_EXERCISE INSTRUCTIONS_
Look through the entries. Copy each line that has the word "text".
── GIVEN INFORMATION ──
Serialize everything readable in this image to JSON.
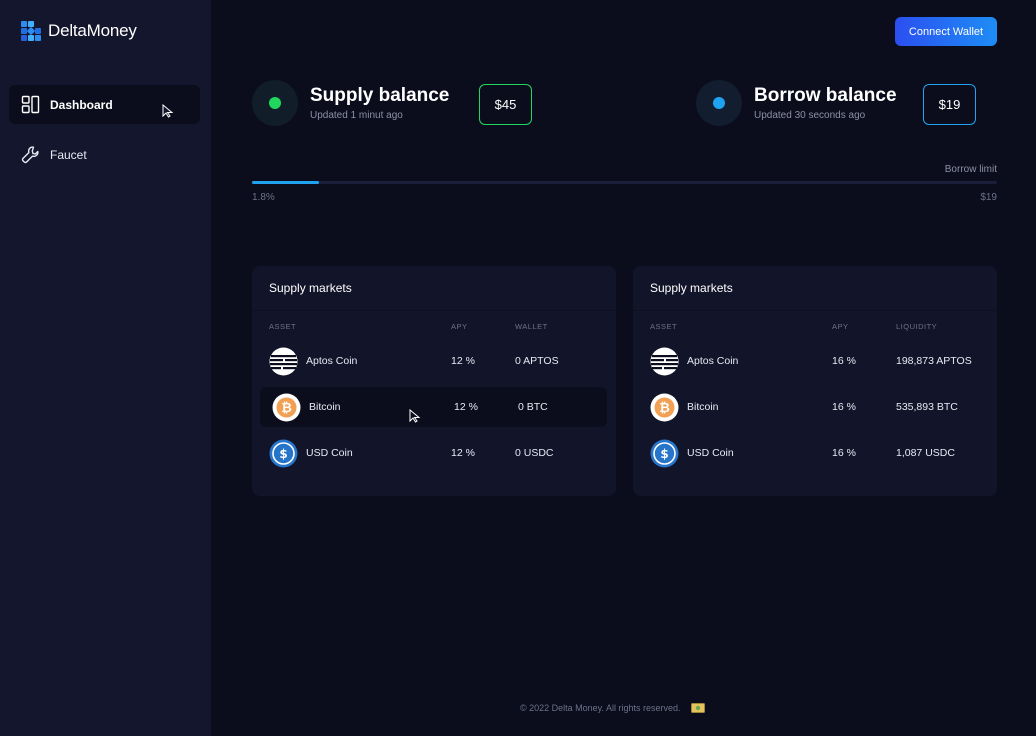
{
  "app": {
    "name": "DeltaMoney"
  },
  "sidebar": {
    "items": [
      {
        "label": "Dashboard",
        "icon": "dashboard-icon",
        "active": true
      },
      {
        "label": "Faucet",
        "icon": "wrench-icon",
        "active": false
      }
    ]
  },
  "header": {
    "connect_label": "Connect Wallet"
  },
  "supply_balance": {
    "title": "Supply balance",
    "updated": "Updated 1 minut ago",
    "amount": "$45",
    "color": "#1fd65f"
  },
  "borrow_balance": {
    "title": "Borrow balance",
    "updated": "Updated 30 seconds ago",
    "amount": "$19",
    "color": "#1fa2f0"
  },
  "borrow_limit": {
    "label": "Borrow limit",
    "percent_label": "1.8%",
    "limit_value": "$19",
    "fill_fraction": 0.09
  },
  "cards": [
    {
      "title": "Supply markets",
      "columns": [
        "ASSET",
        "APY",
        "WALLET"
      ],
      "rows": [
        {
          "asset": "Aptos Coin",
          "icon": "aptos-coin-icon",
          "apy": "12 %",
          "value": "0 APTOS"
        },
        {
          "asset": "Bitcoin",
          "icon": "bitcoin-icon",
          "apy": "12 %",
          "value": "0 BTC"
        },
        {
          "asset": "USD Coin",
          "icon": "usd-coin-icon",
          "apy": "12 %",
          "value": "0 USDC"
        }
      ]
    },
    {
      "title": "Supply markets",
      "columns": [
        "ASSET",
        "APY",
        "LIQUIDITY"
      ],
      "rows": [
        {
          "asset": "Aptos Coin",
          "icon": "aptos-coin-icon",
          "apy": "16 %",
          "value": "198,873 APTOS"
        },
        {
          "asset": "Bitcoin",
          "icon": "bitcoin-icon",
          "apy": "16 %",
          "value": "535,893 BTC"
        },
        {
          "asset": "USD Coin",
          "icon": "usd-coin-icon",
          "apy": "16 %",
          "value": "1,087 USDC"
        }
      ]
    }
  ],
  "footer": {
    "text": "© 2022 Delta Money. All rights reserved."
  }
}
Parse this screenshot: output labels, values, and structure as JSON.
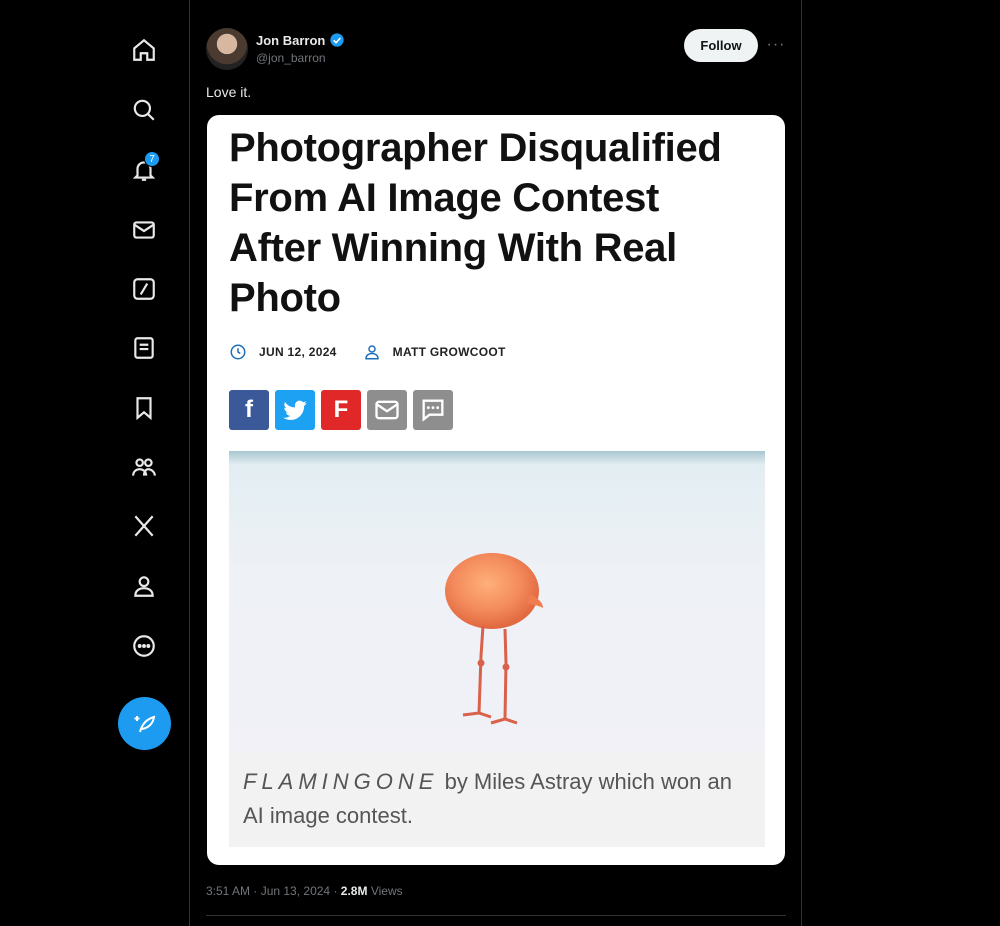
{
  "nav": {
    "items": [
      {
        "name": "home",
        "icon": "home-icon"
      },
      {
        "name": "explore",
        "icon": "search-icon"
      },
      {
        "name": "notifications",
        "icon": "bell-icon",
        "badge": "7"
      },
      {
        "name": "messages",
        "icon": "mail-icon"
      },
      {
        "name": "grok",
        "icon": "slash-square-icon"
      },
      {
        "name": "lists",
        "icon": "list-icon"
      },
      {
        "name": "bookmarks",
        "icon": "bookmark-icon"
      },
      {
        "name": "communities",
        "icon": "people-icon"
      },
      {
        "name": "premium",
        "icon": "x-logo-icon"
      },
      {
        "name": "profile",
        "icon": "person-icon"
      },
      {
        "name": "more",
        "icon": "more-circle-icon"
      }
    ],
    "compose_icon": "feather-plus-icon"
  },
  "tweet": {
    "author_name": "Jon Barron",
    "handle": "@jon_barron",
    "follow_label": "Follow",
    "more_label": "···",
    "text": "Love it.",
    "time": "3:51 AM",
    "date": "Jun 13, 2024",
    "views_count": "2.8M",
    "views_label": "Views"
  },
  "article": {
    "headline": "Photographer Disqualified From AI Image Contest After Winning With Real Photo",
    "date": "JUN 12, 2024",
    "author": "MATT GROWCOOT",
    "share": {
      "facebook": "f",
      "flipboard": "F"
    },
    "caption_title": "FLAMINGONE",
    "caption_rest": " by Miles Astray which won an AI image contest."
  },
  "colors": {
    "accent": "#1d9bf0",
    "background": "#000000",
    "facebook": "#3b5998",
    "twitter": "#1da1f2",
    "flipboard": "#e12828"
  }
}
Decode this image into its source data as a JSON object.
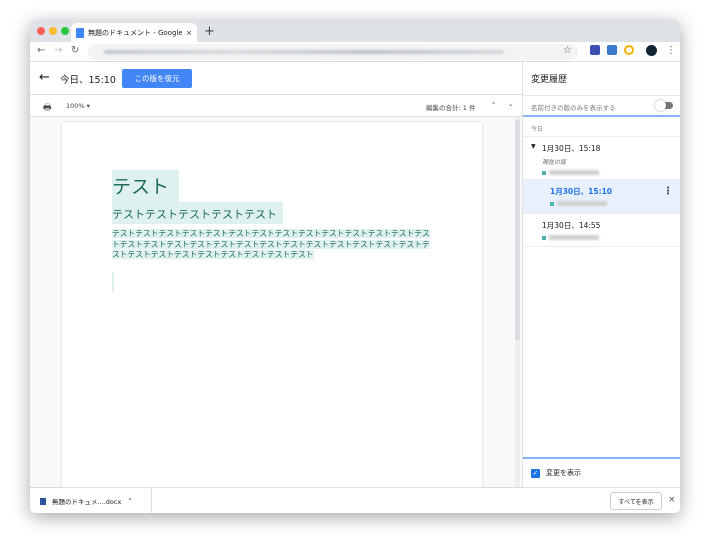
{
  "browser": {
    "tab_title": "無題のドキュメント - Google ドキュメント",
    "new_tab": "+",
    "tab_close": "×"
  },
  "header": {
    "title": "今日、15:10",
    "restore_button": "この版を復元"
  },
  "toolbar": {
    "zoom": "100%",
    "edits_total": "編集の合計: 1 件"
  },
  "document": {
    "heading": "テスト",
    "subtitle": "テストテストテストテストテスト",
    "body": "テストテストテストテストテストテストテストテストテストテストテストテストテストテストテストテストテストテストテストテストテストテストテストテストテストテストテストテストテストテストテストテストテストテストテストテスト"
  },
  "history": {
    "title": "変更履歴",
    "named_only": "名前付きの版のみを表示する",
    "named_only_on": false,
    "group": "今日",
    "versions": [
      {
        "time": "1月30日、15:18",
        "note": "現在の版",
        "selected": false,
        "expanded": true
      },
      {
        "time": "1月30日、15:10",
        "selected": true
      },
      {
        "time": "1月30日、14:55",
        "selected": false
      }
    ],
    "show_changes": "変更を表示",
    "show_changes_checked": true
  },
  "downloads": {
    "file": "無題のドキュメ....docx",
    "show_all": "すべてを表示"
  },
  "colors": {
    "accent": "#4285f4",
    "highlight": "#dff1ef",
    "selected_bg": "#e8f0fe"
  }
}
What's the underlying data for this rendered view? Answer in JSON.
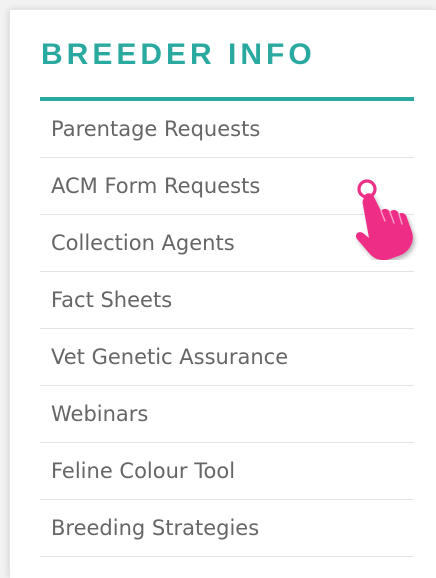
{
  "sidebar": {
    "heading": "BREEDER INFO",
    "items": [
      {
        "label": "Parentage Requests"
      },
      {
        "label": "ACM Form Requests"
      },
      {
        "label": "Collection Agents"
      },
      {
        "label": "Fact Sheets"
      },
      {
        "label": "Vet Genetic Assurance"
      },
      {
        "label": "Webinars"
      },
      {
        "label": "Feline Colour Tool"
      },
      {
        "label": "Breeding Strategies"
      }
    ]
  },
  "colors": {
    "accent": "#2aa9a0",
    "text": "#666666",
    "divider": "#e3e3e3",
    "pointer": "#ee2f86"
  },
  "icons": {
    "cursor": "hand-pointer-icon"
  }
}
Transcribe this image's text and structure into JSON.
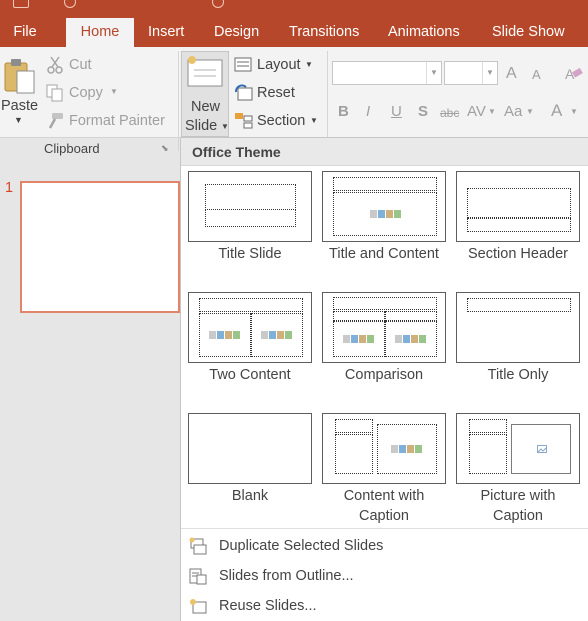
{
  "tabs": [
    "File",
    "Home",
    "Insert",
    "Design",
    "Transitions",
    "Animations",
    "Slide Show"
  ],
  "active_tab": "Home",
  "clipboard": {
    "paste_label": "Paste",
    "cut_label": "Cut",
    "copy_label": "Copy",
    "format_painter_label": "Format Painter",
    "group_label": "Clipboard"
  },
  "slides": {
    "new_slide_line1": "New",
    "new_slide_line2": "Slide",
    "layout_label": "Layout",
    "reset_label": "Reset",
    "section_label": "Section"
  },
  "font_group": {
    "bold": "B",
    "italic": "I",
    "underline": "U",
    "shadow": "S",
    "strikethrough": "abc",
    "char_spacing": "AV",
    "change_case": "Aa",
    "font_color": "A",
    "grow_font": "A",
    "shrink_font": "A"
  },
  "thumbnail": {
    "number": "1"
  },
  "gallery": {
    "header": "Office Theme",
    "layouts": [
      {
        "name_line1": "Title Slide",
        "name_line2": ""
      },
      {
        "name_line1": "Title and Content",
        "name_line2": ""
      },
      {
        "name_line1": "Section Header",
        "name_line2": ""
      },
      {
        "name_line1": "Two Content",
        "name_line2": ""
      },
      {
        "name_line1": "Comparison",
        "name_line2": ""
      },
      {
        "name_line1": "Title Only",
        "name_line2": ""
      },
      {
        "name_line1": "Blank",
        "name_line2": ""
      },
      {
        "name_line1": "Content with",
        "name_line2": "Caption"
      },
      {
        "name_line1": "Picture with",
        "name_line2": "Caption"
      }
    ],
    "menu": [
      {
        "label": "Duplicate Selected Slides",
        "icon": "duplicate-slides-icon"
      },
      {
        "label": "Slides from Outline...",
        "icon": "outline-slides-icon"
      },
      {
        "label": "Reuse Slides...",
        "icon": "reuse-slides-icon"
      }
    ]
  },
  "colors": {
    "accent": "#b7472a",
    "ribbon_bg": "#f3f3f3",
    "selected_thumb_border": "#e2846b"
  }
}
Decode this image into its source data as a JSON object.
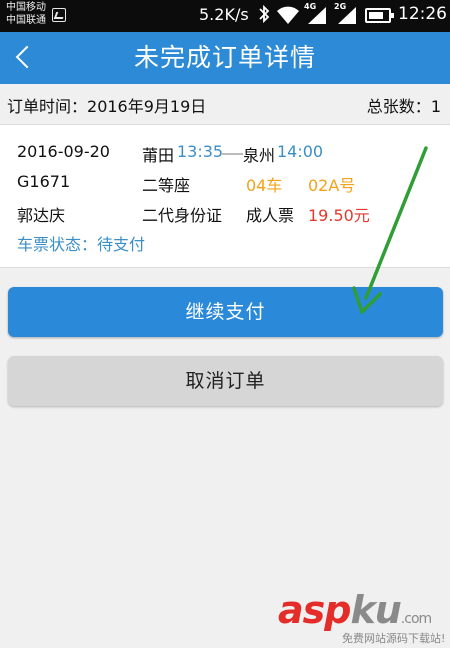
{
  "status_bar": {
    "carrier_1": "中国移动",
    "carrier_2": "中国联通",
    "speed": "5.2K/s",
    "net_tag_1": "4G",
    "net_tag_2": "2G",
    "time": "12:26",
    "battery_level": 0.75
  },
  "title_bar": {
    "title": "未完成订单详情",
    "back_icon": "chevron-left-icon"
  },
  "order": {
    "time_label": "订单时间：",
    "time_value": "2016年9月19日",
    "count_label": "总张数：",
    "count_value": "1"
  },
  "ticket": {
    "date": "2016-09-20",
    "from_station": "莆田",
    "depart_time": "13:35",
    "to_station": "泉州",
    "arrive_time": "14:00",
    "train_no": "G1671",
    "seat_class": "二等座",
    "car": "04车",
    "seat": "02A号",
    "passenger": "郭达庆",
    "id_type": "二代身份证",
    "ticket_type": "成人票",
    "price": "19.50元",
    "status_label": "车票状态：",
    "status_value": "待支付"
  },
  "actions": {
    "pay_label": "继续支付",
    "cancel_label": "取消订单"
  },
  "watermark": {
    "logo_asp": "asp",
    "logo_ku": "ku",
    "logo_com": ".com",
    "subtitle": "免费网站源码下载站!"
  },
  "colors": {
    "primary": "#2d8ad6",
    "accent_blue": "#3a8fc6",
    "orange": "#f3a21a",
    "price_red": "#e23a2d",
    "annotation_green": "#2e9e35"
  }
}
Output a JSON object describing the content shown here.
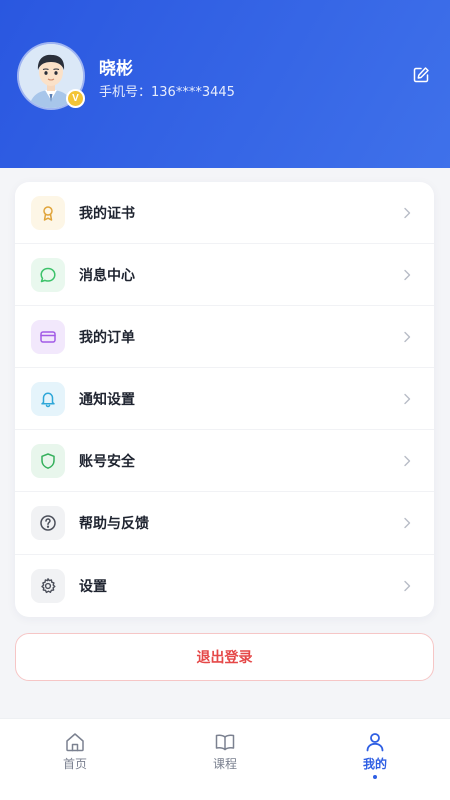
{
  "profile": {
    "name": "晓彬",
    "phone": "手机号：136****3445",
    "badge": "V",
    "avatar_icon": "user-avatar-icon",
    "edit_icon": "edit-icon"
  },
  "menu": {
    "items": [
      {
        "label": "我的证书",
        "icon": "certificate-icon",
        "color": "#e0a43a",
        "bg": "#fdf6e6"
      },
      {
        "label": "消息中心",
        "icon": "message-icon",
        "color": "#3cc26a",
        "bg": "#e9f8ee"
      },
      {
        "label": "我的订单",
        "icon": "card-icon",
        "color": "#a25be6",
        "bg": "#f2e8fc"
      },
      {
        "label": "通知设置",
        "icon": "bell-icon",
        "color": "#2ea7d8",
        "bg": "#e5f4fb"
      },
      {
        "label": "账号安全",
        "icon": "shield-icon",
        "color": "#35b05c",
        "bg": "#e8f6ec"
      },
      {
        "label": "帮助与反馈",
        "icon": "help-icon",
        "color": "#4b4f5a",
        "bg": "#f1f2f4"
      },
      {
        "label": "设置",
        "icon": "gear-icon",
        "color": "#4b4f5a",
        "bg": "#f1f2f4"
      }
    ]
  },
  "logout": {
    "label": "退出登录",
    "color": "#e54848"
  },
  "tabbar": {
    "tabs": [
      {
        "label": "首页",
        "icon": "home-icon",
        "active": false
      },
      {
        "label": "课程",
        "icon": "book-icon",
        "active": false
      },
      {
        "label": "我的",
        "icon": "person-icon",
        "active": true
      }
    ]
  },
  "colors": {
    "brand": "#2f5fe3",
    "header_start": "#2a57e0",
    "header_end": "#3f71ea"
  }
}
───
_RESULT_
    "text": "© 2022 Delta Money. All rights reserved."
    "text": "Love it.",
    "text": "#666666",
Transcribe this image's text and structure into JSON.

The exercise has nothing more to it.